VIU students may have noticed a new mural to the side of the VIU Library entrance on their way to study…or get Starbucks. What they may not have realized is that it’s a collective, worldwide project that has been years in the making.
The We Are VIU mural was officially unveiled as part of the WorldVIU Days celebration on November 1st. VIU Visual Arts graduate and ceramics artist Joe Lyons has been working on the piece over the last several years.
The project started in a fall 2019 world geography class. Lyons’ professor, Don Alexander, told his class they could write a paper for their project—or they could volunteer at WorldVIU Days. Lyon quickly chose the latter.
Lyons said he knew both he and the world at large “needed some art.” Citing the help of Visual Art professor Scott Leaf, Lyons gradually formulated the idea of a ceramic mural made up of some 300 unique tiles. The round tiles feature illustrations from different people all over BC and the world.
Lyons knew the ceramics teacher at Nanaimo District Secondary School (NDSS) and went to the high school’s art class to gauge interest. NDSS students made and painted around 50 tiles. These first tiles were used as examples at the 2019 WorldVIU Days.
High schoolers from Haida Gwaii also travelled to Nanaimo to paint tiles for Lyons’ project.
It was important to Lyons that he included Indigenous representation in his project, so he approached Stella Johnson, an Elder at VIU. He credits her for helping him guide the project and in creating some of the final tiles, such as one representing a medicine wheel.
Lyons said what artists could put on their tiles was “very open-ended…[that’s] one of the most beautiful things about [the project].” If there was a theme, it was one of individuality.
As Lyons puts it: “What do you bring to VIU?”
Lyons set up a table on campus hoping to give people passing by the chance to paint a tile as a break from mid-semester stress. He noted how artists would become “engaged in painting” and talk to the people around them instead of scrolling on their phones.
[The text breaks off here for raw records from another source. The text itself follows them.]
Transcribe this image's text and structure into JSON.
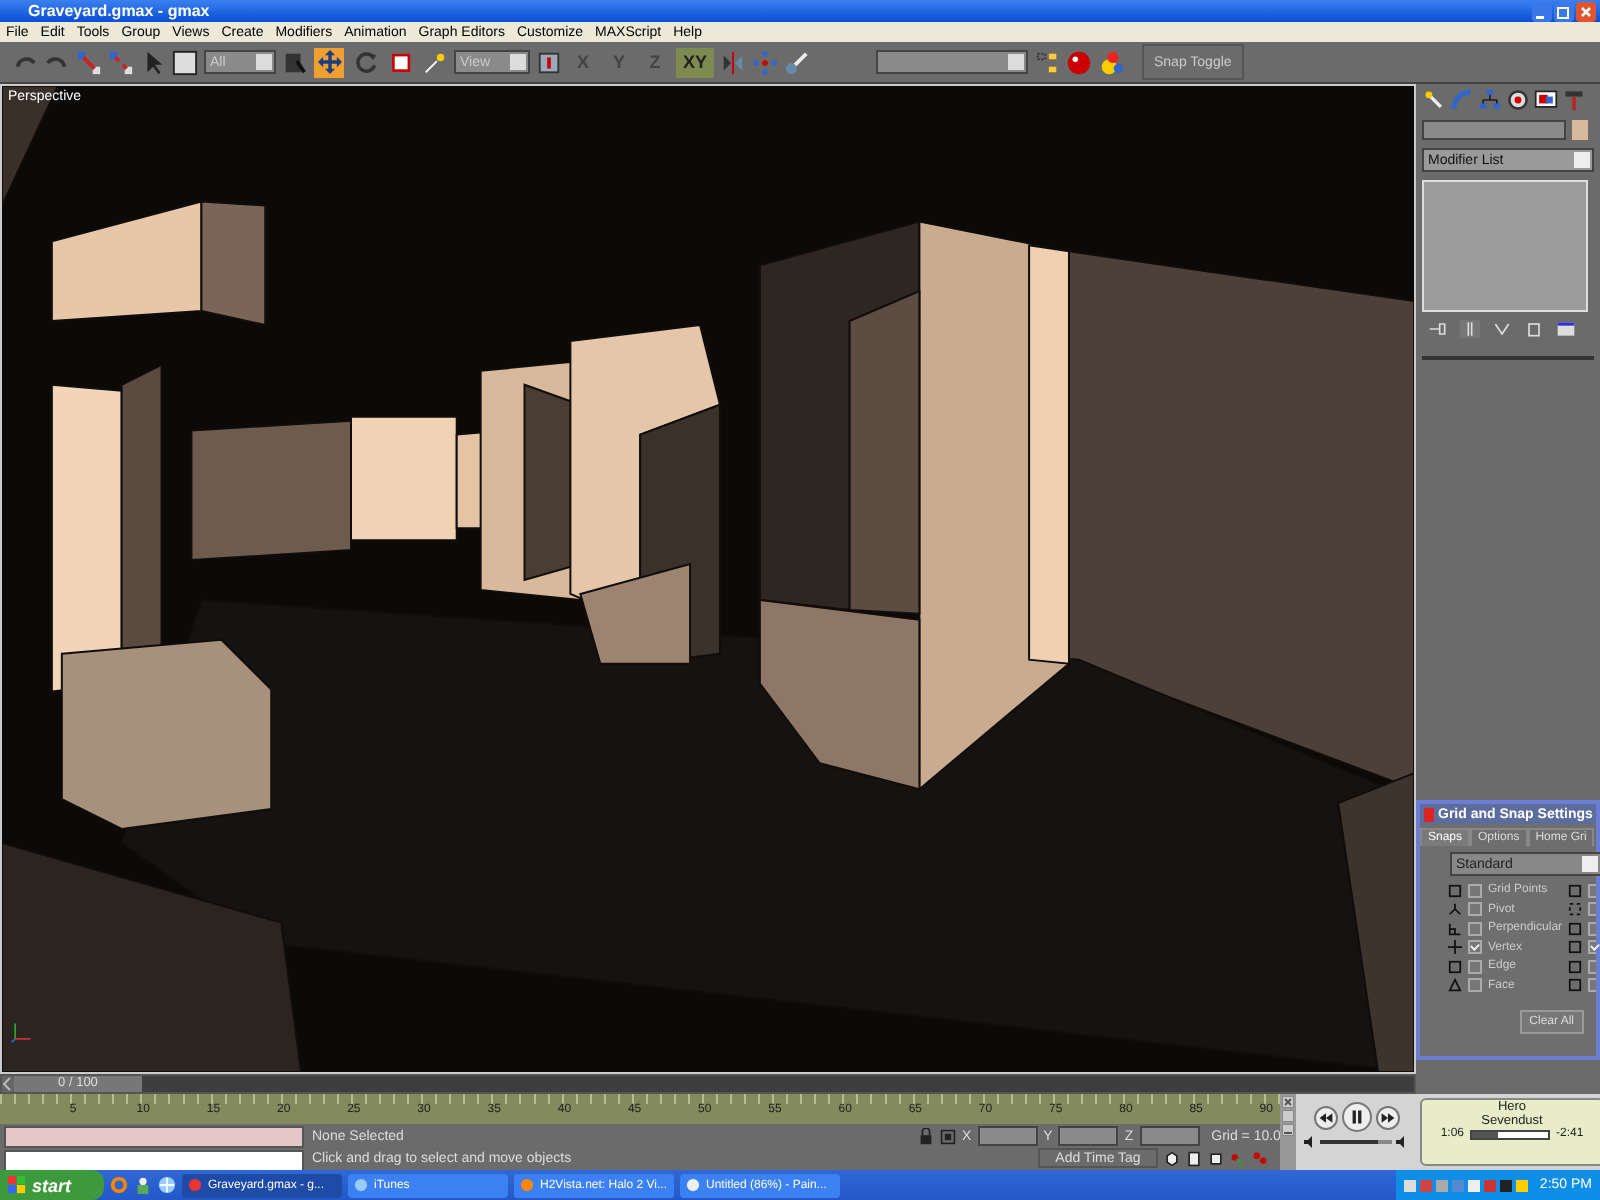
{
  "window": {
    "title": "Graveyard.gmax - gmax"
  },
  "menu": [
    "File",
    "Edit",
    "Tools",
    "Group",
    "Views",
    "Create",
    "Modifiers",
    "Animation",
    "Graph Editors",
    "Customize",
    "MAXScript",
    "Help"
  ],
  "toolbar": {
    "selection_filter": "All",
    "reference_coord": "View",
    "transform_tools": [
      {
        "selected": true
      },
      {
        "selected": false
      },
      {
        "selected": false
      }
    ],
    "axis_constraints": [
      {
        "label": "X",
        "selected": false
      },
      {
        "label": "Y",
        "selected": false
      },
      {
        "label": "Z",
        "selected": false
      },
      {
        "label": "XY",
        "selected": true
      }
    ],
    "snap_toggle": "Snap Toggle"
  },
  "viewport": {
    "label": "Perspective"
  },
  "command_panel": {
    "modifier_list": "Modifier List"
  },
  "grid_snap": {
    "title": "Grid and Snap Settings",
    "tabs": [
      {
        "label": "Snaps",
        "selected": true
      },
      {
        "label": "Options",
        "selected": false
      },
      {
        "label": "Home Gri",
        "selected": false
      }
    ],
    "preset": "Standard",
    "snaps": [
      {
        "label": "Grid Points",
        "checked": false
      },
      {
        "label": "Pivot",
        "checked": false
      },
      {
        "label": "Perpendicular",
        "checked": false
      },
      {
        "label": "Vertex",
        "checked": true
      },
      {
        "label": "Edge",
        "checked": false
      },
      {
        "label": "Face",
        "checked": false
      }
    ],
    "second_column": [
      {
        "checked": false
      },
      {
        "checked": false
      },
      {
        "checked": false
      },
      {
        "checked": true
      },
      {
        "checked": false
      },
      {
        "checked": false
      }
    ],
    "clear_all": "Clear All"
  },
  "time_slider": {
    "label": "0 / 100",
    "level": 0
  },
  "track_bar": {
    "ticks": [
      "5",
      "10",
      "15",
      "20",
      "25",
      "30",
      "35",
      "40",
      "45",
      "50",
      "55",
      "60",
      "65",
      "70",
      "75",
      "80",
      "85",
      "90"
    ]
  },
  "status": {
    "selection": "None Selected",
    "prompt": "Click and drag to select and move objects",
    "coords": [
      "X",
      "Y",
      "Z"
    ],
    "grid": "Grid = 10.0",
    "add_time_tag": "Add Time Tag"
  },
  "media_player": {
    "song": "Hero",
    "artist": "Sevendust",
    "elapsed": "1:06",
    "remaining": "-2:41",
    "level": 0.35,
    "volume": {
      "level": 0.8
    }
  },
  "taskbar": {
    "start": "start",
    "tasks": [
      {
        "label": "Graveyard.gmax - g...",
        "selected": true
      },
      {
        "label": "iTunes",
        "selected": false
      },
      {
        "label": "H2Vista.net: Halo 2 Vi...",
        "selected": false
      },
      {
        "label": "Untitled (86%) - Pain...",
        "selected": false
      }
    ],
    "clock": "2:50 PM"
  }
}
A common response Lyons got from potential contributors was that they didn’t have an artistic bone in their body. Lyons talked about how people are so creative and artistic as kids, but a lot of that can fade as we mature. He’s glad that this project disproved that rule for many students.
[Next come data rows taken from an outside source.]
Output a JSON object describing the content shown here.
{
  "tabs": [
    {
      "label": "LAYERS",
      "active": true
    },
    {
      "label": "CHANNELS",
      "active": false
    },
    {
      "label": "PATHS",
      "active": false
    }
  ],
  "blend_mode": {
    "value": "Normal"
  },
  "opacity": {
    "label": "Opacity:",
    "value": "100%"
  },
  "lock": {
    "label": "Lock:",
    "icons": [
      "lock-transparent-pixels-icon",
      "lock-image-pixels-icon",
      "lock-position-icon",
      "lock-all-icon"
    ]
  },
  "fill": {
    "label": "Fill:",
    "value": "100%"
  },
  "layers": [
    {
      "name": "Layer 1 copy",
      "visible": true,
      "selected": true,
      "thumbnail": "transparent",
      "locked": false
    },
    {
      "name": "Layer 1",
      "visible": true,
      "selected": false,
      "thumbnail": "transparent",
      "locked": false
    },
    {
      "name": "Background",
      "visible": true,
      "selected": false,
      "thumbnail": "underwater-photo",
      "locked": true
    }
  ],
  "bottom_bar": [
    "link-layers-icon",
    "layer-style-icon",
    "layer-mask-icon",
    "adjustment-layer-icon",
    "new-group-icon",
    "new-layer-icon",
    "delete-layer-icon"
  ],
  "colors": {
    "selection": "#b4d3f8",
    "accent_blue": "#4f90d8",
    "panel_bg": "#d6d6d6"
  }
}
Some people would complete their tiles in minutes, while others would work for hours. It was self-paced and self-determined.
While Lyons found it hard to name a favourite tile in the collection, he did mention the contribution of a nursing student from Pakistan. She had painted a pineapple on her tile. Having grown up in Hawaii, Lyons was intrigued by the familiar fruit and asked the student about it. She explained her family didn’t have much money growing up, so she would save up money to buy them a pineapple as a treat.
“That’s what this is about,” Lyons stressed, referring to the personal and individual nature of each tile. Each one tells its story.
Although the outbreak of COVID-19 put this project on hold, Lyons continued to tinker away on the mural at the Nanaimo Ceramic Arts Studio, where he works, over the summer.
He admitted that he was stressed about the unveiling, but his partner advised him to slow down and enjoy the moment. He said his excitement outweighed any anxiety he had. After speaking at the unveiling, he went straight to his partner in the crowd and they shared a hug.
Lyons estimated that he spent over 100 hours on this project. “It’s the most meaningful artwork I’ve done in my life,” he said.
So, if you’re passing by for a study session or coffee, take a minute for a closer look at the newly revealed We Are VIU mural. Some tiles are painted with hopeful messages, while one simply has an impressive illustration of Mike Wazowski from Monsters, Inc.
Either way, they all tell an individual story while coming together to spell out “VIU.”
Isabella Ranallo is a third-year Creative Writing student at VIU. She's loved storytelling ever since she stole a sheet of her mother's office paper at age four to write the first page of a story about ten kids stranded on a desert island. Her short story, "The Journal," was published in VIRL and Rebel Mountain Press' In Our Own Teen Voice 2019. These days, she spends her free time scribbling away in Moleskine notebooks or searching for cat-inspired stationery.View all articles